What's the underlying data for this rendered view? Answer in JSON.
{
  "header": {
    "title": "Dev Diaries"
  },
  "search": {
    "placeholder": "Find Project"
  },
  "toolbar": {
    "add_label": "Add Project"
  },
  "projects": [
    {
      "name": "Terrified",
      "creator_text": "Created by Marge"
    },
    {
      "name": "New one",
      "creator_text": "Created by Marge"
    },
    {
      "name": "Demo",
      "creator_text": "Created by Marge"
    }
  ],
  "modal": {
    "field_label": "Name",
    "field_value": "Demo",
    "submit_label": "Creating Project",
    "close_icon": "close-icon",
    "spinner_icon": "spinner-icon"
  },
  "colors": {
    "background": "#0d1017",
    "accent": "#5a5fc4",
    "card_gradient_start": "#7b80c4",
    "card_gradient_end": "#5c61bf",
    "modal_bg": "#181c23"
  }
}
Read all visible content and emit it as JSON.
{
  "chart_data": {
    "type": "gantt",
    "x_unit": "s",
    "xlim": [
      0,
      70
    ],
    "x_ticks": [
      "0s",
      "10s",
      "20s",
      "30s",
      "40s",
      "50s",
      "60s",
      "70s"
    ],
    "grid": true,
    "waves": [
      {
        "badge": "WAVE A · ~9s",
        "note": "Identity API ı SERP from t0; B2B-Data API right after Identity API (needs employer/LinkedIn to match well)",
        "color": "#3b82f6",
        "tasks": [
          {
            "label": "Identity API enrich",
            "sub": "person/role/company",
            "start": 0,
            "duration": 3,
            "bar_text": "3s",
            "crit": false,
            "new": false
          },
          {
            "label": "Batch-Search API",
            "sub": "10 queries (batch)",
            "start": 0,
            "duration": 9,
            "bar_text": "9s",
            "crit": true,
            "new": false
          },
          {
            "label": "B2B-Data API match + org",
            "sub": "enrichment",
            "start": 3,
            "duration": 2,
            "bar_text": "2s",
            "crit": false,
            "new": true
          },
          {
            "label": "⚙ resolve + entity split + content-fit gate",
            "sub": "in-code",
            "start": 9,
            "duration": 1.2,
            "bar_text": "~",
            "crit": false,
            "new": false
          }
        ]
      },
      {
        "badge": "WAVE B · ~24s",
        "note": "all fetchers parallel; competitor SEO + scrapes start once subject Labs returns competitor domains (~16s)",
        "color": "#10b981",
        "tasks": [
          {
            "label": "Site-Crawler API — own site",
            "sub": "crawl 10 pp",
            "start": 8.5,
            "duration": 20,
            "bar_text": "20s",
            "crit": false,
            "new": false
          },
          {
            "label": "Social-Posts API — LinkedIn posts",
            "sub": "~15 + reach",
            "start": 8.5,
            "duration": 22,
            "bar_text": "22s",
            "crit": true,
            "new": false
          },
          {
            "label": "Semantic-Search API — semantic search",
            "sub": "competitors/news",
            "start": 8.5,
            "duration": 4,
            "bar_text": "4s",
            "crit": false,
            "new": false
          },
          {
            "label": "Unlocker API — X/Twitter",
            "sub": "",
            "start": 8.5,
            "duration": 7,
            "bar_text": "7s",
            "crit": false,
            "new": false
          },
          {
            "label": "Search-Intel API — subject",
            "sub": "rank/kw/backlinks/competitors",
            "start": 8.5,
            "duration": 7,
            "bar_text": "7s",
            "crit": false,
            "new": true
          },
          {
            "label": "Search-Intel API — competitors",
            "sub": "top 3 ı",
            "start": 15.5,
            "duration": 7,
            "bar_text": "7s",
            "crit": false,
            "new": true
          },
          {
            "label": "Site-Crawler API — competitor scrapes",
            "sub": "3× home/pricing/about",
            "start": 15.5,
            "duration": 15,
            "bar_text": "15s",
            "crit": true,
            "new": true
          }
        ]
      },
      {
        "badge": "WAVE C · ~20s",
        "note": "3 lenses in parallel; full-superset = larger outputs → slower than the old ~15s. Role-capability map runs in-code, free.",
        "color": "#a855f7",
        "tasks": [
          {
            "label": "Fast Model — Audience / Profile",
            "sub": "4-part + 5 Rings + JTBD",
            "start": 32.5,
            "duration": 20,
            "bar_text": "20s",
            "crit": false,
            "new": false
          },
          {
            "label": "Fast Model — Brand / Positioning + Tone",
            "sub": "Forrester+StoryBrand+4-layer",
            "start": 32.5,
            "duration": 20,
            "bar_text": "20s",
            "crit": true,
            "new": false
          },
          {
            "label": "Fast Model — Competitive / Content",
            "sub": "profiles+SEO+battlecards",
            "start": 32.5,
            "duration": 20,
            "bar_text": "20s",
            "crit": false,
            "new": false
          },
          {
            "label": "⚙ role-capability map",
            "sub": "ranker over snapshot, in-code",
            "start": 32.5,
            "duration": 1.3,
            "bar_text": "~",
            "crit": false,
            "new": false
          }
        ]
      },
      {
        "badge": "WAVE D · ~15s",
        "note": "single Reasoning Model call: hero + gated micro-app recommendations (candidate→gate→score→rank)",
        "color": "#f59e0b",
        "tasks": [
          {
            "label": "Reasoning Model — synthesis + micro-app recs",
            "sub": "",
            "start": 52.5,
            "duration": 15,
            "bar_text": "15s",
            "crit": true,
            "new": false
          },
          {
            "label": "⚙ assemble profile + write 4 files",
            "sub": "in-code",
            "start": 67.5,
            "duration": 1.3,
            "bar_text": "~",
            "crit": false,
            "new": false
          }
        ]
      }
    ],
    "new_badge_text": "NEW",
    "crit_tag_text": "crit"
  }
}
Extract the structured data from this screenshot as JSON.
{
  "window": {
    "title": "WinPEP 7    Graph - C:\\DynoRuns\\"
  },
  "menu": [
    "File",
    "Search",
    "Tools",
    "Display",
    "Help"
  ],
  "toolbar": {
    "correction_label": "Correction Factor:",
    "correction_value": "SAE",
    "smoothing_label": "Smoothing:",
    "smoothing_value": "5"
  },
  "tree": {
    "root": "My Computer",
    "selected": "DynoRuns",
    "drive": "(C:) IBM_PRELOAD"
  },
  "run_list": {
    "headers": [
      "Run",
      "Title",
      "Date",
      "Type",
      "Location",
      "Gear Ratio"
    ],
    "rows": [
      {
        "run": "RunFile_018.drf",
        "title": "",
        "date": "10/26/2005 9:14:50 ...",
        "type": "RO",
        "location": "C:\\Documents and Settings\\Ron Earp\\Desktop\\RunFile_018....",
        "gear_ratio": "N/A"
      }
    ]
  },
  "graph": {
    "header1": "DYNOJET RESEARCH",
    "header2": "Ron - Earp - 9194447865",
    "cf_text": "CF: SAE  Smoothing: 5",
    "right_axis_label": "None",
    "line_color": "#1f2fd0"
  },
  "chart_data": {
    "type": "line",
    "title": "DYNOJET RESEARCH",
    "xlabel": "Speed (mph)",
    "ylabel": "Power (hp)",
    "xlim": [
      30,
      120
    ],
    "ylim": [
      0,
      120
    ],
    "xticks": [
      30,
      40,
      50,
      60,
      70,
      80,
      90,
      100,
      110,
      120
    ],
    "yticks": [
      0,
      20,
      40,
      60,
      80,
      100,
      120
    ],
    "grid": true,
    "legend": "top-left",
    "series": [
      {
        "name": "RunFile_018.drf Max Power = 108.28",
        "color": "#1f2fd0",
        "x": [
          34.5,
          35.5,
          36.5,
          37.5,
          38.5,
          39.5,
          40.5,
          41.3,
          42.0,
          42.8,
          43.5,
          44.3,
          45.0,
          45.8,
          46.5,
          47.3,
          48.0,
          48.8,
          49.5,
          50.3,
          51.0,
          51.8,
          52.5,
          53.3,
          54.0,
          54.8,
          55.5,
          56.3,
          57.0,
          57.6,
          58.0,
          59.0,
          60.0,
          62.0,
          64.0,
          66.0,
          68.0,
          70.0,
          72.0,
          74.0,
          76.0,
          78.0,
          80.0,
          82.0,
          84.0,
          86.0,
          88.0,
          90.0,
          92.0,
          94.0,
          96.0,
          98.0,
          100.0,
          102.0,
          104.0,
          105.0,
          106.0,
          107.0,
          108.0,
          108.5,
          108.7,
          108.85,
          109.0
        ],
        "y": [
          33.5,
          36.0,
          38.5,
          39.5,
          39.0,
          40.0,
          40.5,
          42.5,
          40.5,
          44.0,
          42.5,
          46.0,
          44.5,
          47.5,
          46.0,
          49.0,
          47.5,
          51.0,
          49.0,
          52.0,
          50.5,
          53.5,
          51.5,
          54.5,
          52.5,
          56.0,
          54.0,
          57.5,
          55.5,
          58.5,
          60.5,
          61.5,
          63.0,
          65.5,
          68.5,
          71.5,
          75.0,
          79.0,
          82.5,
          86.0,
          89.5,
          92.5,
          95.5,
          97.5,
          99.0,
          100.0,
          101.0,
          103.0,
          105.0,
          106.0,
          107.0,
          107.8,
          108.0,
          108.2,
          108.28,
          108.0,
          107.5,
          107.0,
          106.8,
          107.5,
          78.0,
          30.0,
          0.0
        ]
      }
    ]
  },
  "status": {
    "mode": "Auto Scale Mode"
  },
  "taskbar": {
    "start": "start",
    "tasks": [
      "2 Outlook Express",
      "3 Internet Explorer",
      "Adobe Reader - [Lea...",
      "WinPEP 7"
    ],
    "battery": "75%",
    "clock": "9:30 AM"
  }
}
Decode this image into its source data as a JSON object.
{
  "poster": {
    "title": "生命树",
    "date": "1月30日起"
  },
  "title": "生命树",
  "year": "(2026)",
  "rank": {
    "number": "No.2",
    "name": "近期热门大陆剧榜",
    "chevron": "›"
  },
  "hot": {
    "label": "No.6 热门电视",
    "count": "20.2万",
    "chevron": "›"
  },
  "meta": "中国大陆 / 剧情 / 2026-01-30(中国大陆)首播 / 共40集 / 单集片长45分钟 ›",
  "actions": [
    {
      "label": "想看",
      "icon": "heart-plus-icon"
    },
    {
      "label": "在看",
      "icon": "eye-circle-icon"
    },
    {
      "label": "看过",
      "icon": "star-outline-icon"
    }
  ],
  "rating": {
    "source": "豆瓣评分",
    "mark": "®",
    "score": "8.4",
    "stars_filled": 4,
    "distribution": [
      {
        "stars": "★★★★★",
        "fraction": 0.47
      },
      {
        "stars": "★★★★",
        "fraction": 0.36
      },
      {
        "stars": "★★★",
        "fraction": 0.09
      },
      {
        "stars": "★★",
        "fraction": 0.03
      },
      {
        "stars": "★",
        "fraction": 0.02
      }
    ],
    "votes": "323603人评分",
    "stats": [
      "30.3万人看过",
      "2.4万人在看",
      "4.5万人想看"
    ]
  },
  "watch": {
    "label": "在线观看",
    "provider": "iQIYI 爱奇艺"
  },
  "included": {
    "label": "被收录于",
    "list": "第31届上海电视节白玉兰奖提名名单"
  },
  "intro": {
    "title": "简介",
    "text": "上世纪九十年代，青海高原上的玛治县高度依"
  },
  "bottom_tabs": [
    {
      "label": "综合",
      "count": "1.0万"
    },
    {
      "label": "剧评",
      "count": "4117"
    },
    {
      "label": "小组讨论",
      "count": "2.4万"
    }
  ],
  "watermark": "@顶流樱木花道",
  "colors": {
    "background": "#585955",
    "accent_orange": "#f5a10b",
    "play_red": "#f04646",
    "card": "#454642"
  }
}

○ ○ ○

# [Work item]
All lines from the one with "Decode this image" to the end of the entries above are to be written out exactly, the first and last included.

# [Reply]
Decode this image into its source data as a JSON object.
{
  "poster": {
    "title": "生命树",
    "date": "1月30日起"
  },
  "title": "生命树",
  "year": "(2026)",
  "rank": {
    "number": "No.2",
    "name": "近期热门大陆剧榜",
    "chevron": "›"
  },
  "hot": {
    "label": "No.6 热门电视",
    "count": "20.2万",
    "chevron": "›"
  },
  "meta": "中国大陆 / 剧情 / 2026-01-30(中国大陆)首播 / 共40集 / 单集片长45分钟 ›",
  "actions": [
    {
      "label": "想看",
      "icon": "heart-plus-icon"
    },
    {
      "label": "在看",
      "icon": "eye-circle-icon"
    },
    {
      "label": "看过",
      "icon": "star-outline-icon"
    }
  ],
  "rating": {
    "source": "豆瓣评分",
    "mark": "®",
    "score": "8.4",
    "stars_filled": 4,
    "distribution": [
      {
        "stars": "★★★★★",
        "fraction": 0.47
      },
      {
        "stars": "★★★★",
        "fraction": 0.36
      },
      {
        "stars": "★★★",
        "fraction": 0.09
      },
      {
        "stars": "★★",
        "fraction": 0.03
      },
      {
        "stars": "★",
        "fraction": 0.02
      }
    ],
    "votes": "323603人评分",
    "stats": [
      "30.3万人看过",
      "2.4万人在看",
      "4.5万人想看"
    ]
  },
  "watch": {
    "label": "在线观看",
    "provider": "iQIYI 爱奇艺"
  },
  "included": {
    "label": "被收录于",
    "list": "第31届上海电视节白玉兰奖提名名单"
  },
  "intro": {
    "title": "简介",
    "text": "上世纪九十年代，青海高原上的玛治县高度依"
  },
  "bottom_tabs": [
    {
      "label": "综合",
      "count": "1.0万"
    },
    {
      "label": "剧评",
      "count": "4117"
    },
    {
      "label": "小组讨论",
      "count": "2.4万"
    }
  ],
  "watermark": "@顶流樱木花道",
  "colors": {
    "background": "#585955",
    "accent_orange": "#f5a10b",
    "play_red": "#f04646",
    "card": "#454642"
  }
}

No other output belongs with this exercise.